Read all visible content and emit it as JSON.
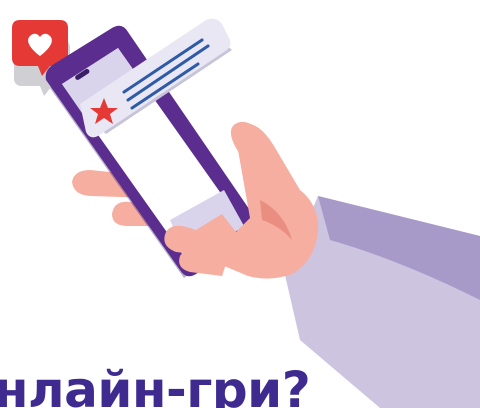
{
  "headline": {
    "text": "нлайн-гри?"
  },
  "colors": {
    "headline": "#3f2b8f",
    "phone_body": "#5b2d8e",
    "phone_screen": "#ffffff",
    "screen_shade": "#d9d4ec",
    "notification_card": "#e9e7f3",
    "notification_lines": "#2e5aa8",
    "star": "#e53935",
    "heart_bubble": "#e53935",
    "heart_bubble_shadow": "#cfcfd4",
    "hand": "#f5aea0",
    "hand_shadow": "#e98e80",
    "sleeve": "#cdc4e0",
    "sleeve_shadow": "#a89ac8"
  },
  "icons": {
    "star": "star-icon",
    "heart": "heart-icon"
  }
}
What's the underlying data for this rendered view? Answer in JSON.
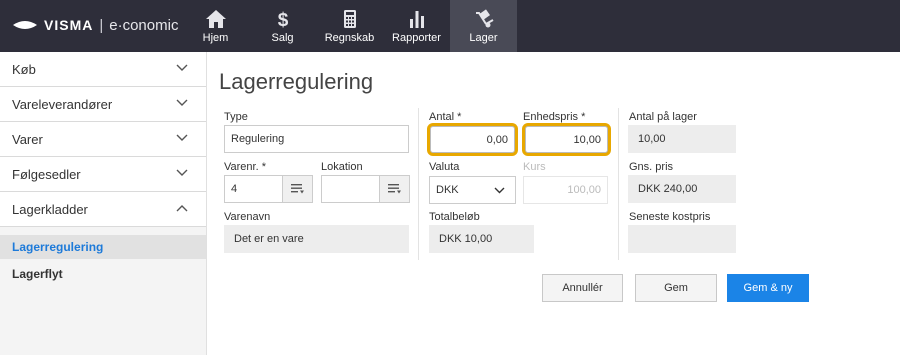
{
  "brand": {
    "visma": "VISMA",
    "product": "e·conomic"
  },
  "nav": [
    {
      "label": "Hjem",
      "icon": "home-icon"
    },
    {
      "label": "Salg",
      "icon": "dollar-icon"
    },
    {
      "label": "Regnskab",
      "icon": "calculator-icon"
    },
    {
      "label": "Rapporter",
      "icon": "bar-chart-icon"
    },
    {
      "label": "Lager",
      "icon": "hand-truck-icon"
    }
  ],
  "sidebar": {
    "sections": [
      {
        "label": "Køb"
      },
      {
        "label": "Vareleverandører"
      },
      {
        "label": "Varer"
      },
      {
        "label": "Følgesedler"
      },
      {
        "label": "Lagerkladder"
      }
    ],
    "subitems": [
      {
        "label": "Lagerregulering"
      },
      {
        "label": "Lagerflyt"
      }
    ]
  },
  "page": {
    "title": "Lagerregulering"
  },
  "form": {
    "type_label": "Type",
    "type_value": "Regulering",
    "varenr_label": "Varenr. *",
    "varenr_value": "4",
    "lokation_label": "Lokation",
    "lokation_value": "",
    "varenavn_label": "Varenavn",
    "varenavn_value": "Det er en vare",
    "antal_label": "Antal *",
    "antal_value": "0,00",
    "enhedspris_label": "Enhedspris *",
    "enhedspris_value": "10,00",
    "valuta_label": "Valuta",
    "valuta_value": "DKK",
    "kurs_label": "Kurs",
    "kurs_value": "100,00",
    "totalbelob_label": "Totalbeløb",
    "totalbelob_value": "DKK 10,00",
    "antal_lager_label": "Antal på lager",
    "antal_lager_value": "10,00",
    "gns_pris_label": "Gns. pris",
    "gns_pris_value": "DKK 240,00",
    "seneste_label": "Seneste kostpris",
    "seneste_value": ""
  },
  "actions": {
    "cancel": "Annullér",
    "save": "Gem",
    "save_new": "Gem & ny"
  },
  "colors": {
    "topbar": "#2e2e3a",
    "active_nav": "#494a56",
    "primary": "#1b84e7",
    "highlight": "#e8a800",
    "link": "#1d7ad9"
  }
}
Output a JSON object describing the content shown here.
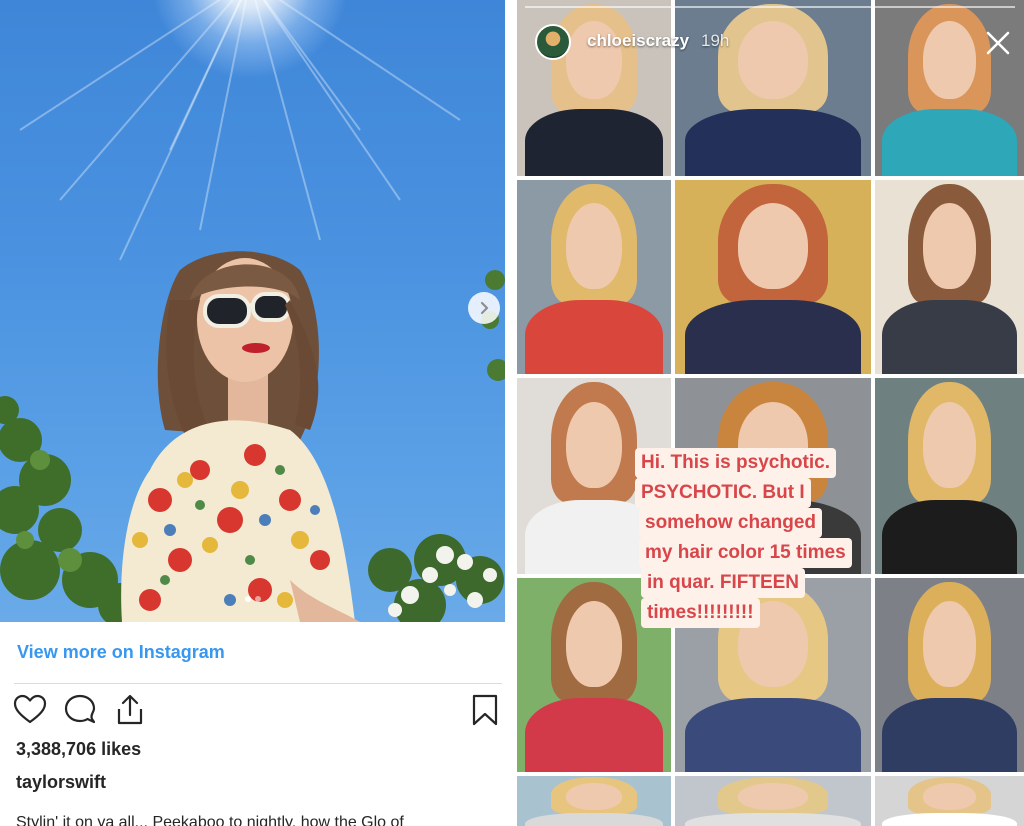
{
  "instagram_post": {
    "view_more": "View more on Instagram",
    "likes": "3,388,706 likes",
    "username": "taylorswift",
    "caption": "Stylin' it on ya all... Peekaboo to nightly, how the Glo of",
    "carousel": {
      "slide_count": 2,
      "active_slide": 1
    },
    "icons": [
      "heart-icon",
      "comment-icon",
      "share-icon",
      "bookmark-icon",
      "chevron-right-icon"
    ]
  },
  "story": {
    "username": "chloeiscrazy",
    "time": "19h",
    "close_icon": "close-icon",
    "text_lines": [
      "Hi. This is psychotic.",
      "PSYCHOTIC. But I",
      "somehow changed",
      "my hair color 15 times",
      "in quar. FIFTEEN",
      "times!!!!!!!!!"
    ],
    "text_color": "#d8464a",
    "text_bg": "#fdf1ea"
  },
  "colors": {
    "link": "#3897f0",
    "text": "#262626",
    "divider": "#dbdbdb"
  }
}
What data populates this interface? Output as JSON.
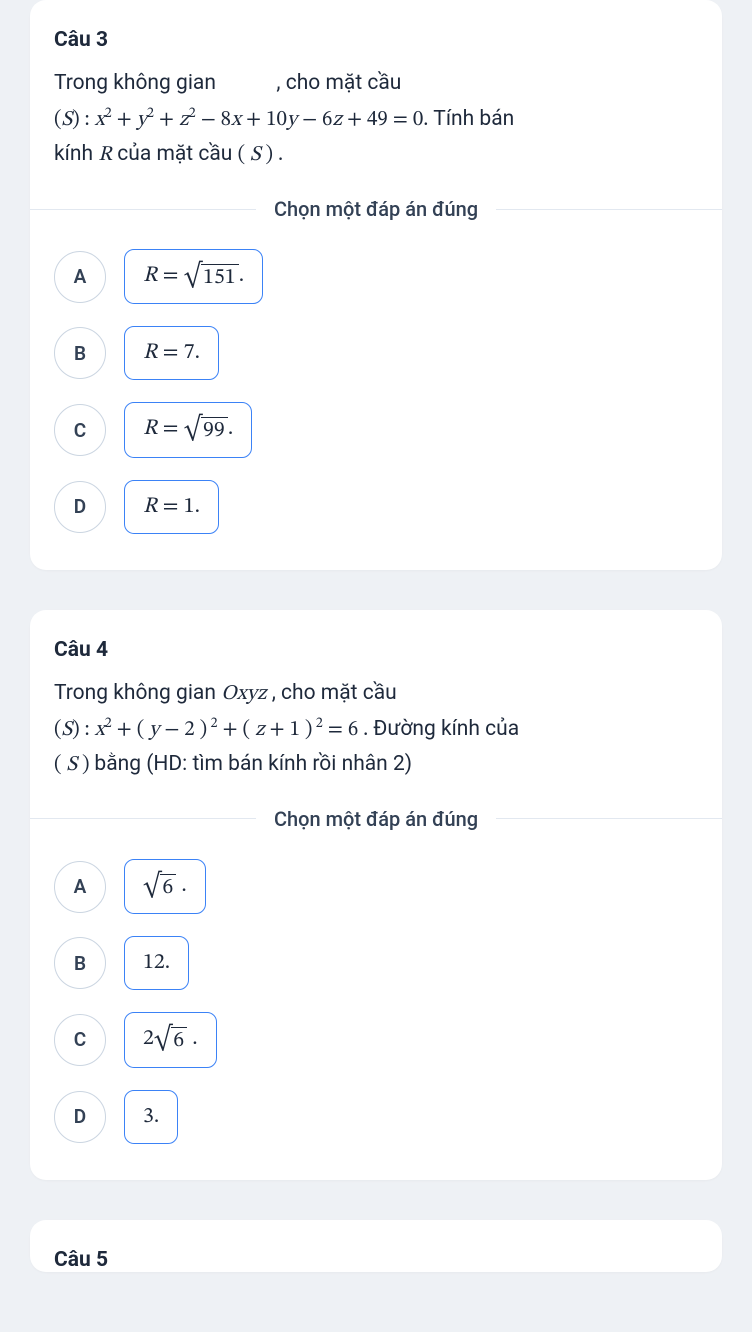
{
  "q3": {
    "title": "Câu 3",
    "line1a": "Trong không gian",
    "line1b": ", cho mặt cầu",
    "eq_open": "(",
    "eq_S": "S",
    "eq_close_colon": ") : ",
    "eq_x": "x",
    "eq_plus1": " + ",
    "eq_y": "y",
    "eq_plus2": " + ",
    "eq_z": "z",
    "eq_minus8": " − 8",
    "eq_x2": "x",
    "eq_plus10": " + 10",
    "eq_y2": "y",
    "eq_minus6": " − 6",
    "eq_z2": "z",
    "eq_plus49": " + 49 = 0.",
    "tail": " Tính bán",
    "line3a": "kính ",
    "line3R": "R",
    "line3b": " của mặt cầu ",
    "line3paren": "( ",
    "line3S": "S",
    "line3close": " ) .",
    "prompt": "Chọn một đáp án đúng",
    "optA": {
      "letter": "A",
      "pre": "R",
      "eq": " = ",
      "rad": "√",
      "arg": "151",
      "post": "."
    },
    "optB": {
      "letter": "B",
      "pre": "R",
      "eq": " = 7."
    },
    "optC": {
      "letter": "C",
      "pre": "R",
      "eq": " = ",
      "rad": "√",
      "arg": "99",
      "post": "."
    },
    "optD": {
      "letter": "D",
      "pre": "R",
      "eq": " = 1."
    }
  },
  "q4": {
    "title": "Câu 4",
    "line1a": "Trong không gian ",
    "line1O": "O",
    "line1xyz": "xyz",
    "line1b": " ,  cho mặt cầu",
    "eq_open": "(",
    "eq_S": "S",
    "eq_close_colon": ") : ",
    "eq_x": "x",
    "eq_plus1": " + ( ",
    "eq_y": "y",
    "eq_minus2": " − 2 )",
    "eq_plus2": " + ( ",
    "eq_z": "z",
    "eq_plus1b": " + 1 )",
    "eq_eq6": " = 6 .",
    "tail": " Đường kính của",
    "line3open": "( ",
    "line3S": "S",
    "line3close": " ) ",
    "line3b": " bằng (HD: tìm bán kính rồi nhân 2)",
    "prompt": "Chọn một đáp án đúng",
    "optA": {
      "letter": "A",
      "rad": "√",
      "arg": "6",
      "post": " ."
    },
    "optB": {
      "letter": "B",
      "text": "12."
    },
    "optC": {
      "letter": "C",
      "pre": "2",
      "rad": "√",
      "arg": "6",
      "post": " ."
    },
    "optD": {
      "letter": "D",
      "text": "3."
    }
  },
  "q5": {
    "title": "Câu 5"
  }
}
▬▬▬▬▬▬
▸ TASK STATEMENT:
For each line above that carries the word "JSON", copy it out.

▸ ANSWER SECTION:
Read all visible content and emit it as JSON.
What's the underlying data for this rendered view? Answer in JSON.
Output a JSON object describing the content shown here.
What data populates this interface? Output as JSON.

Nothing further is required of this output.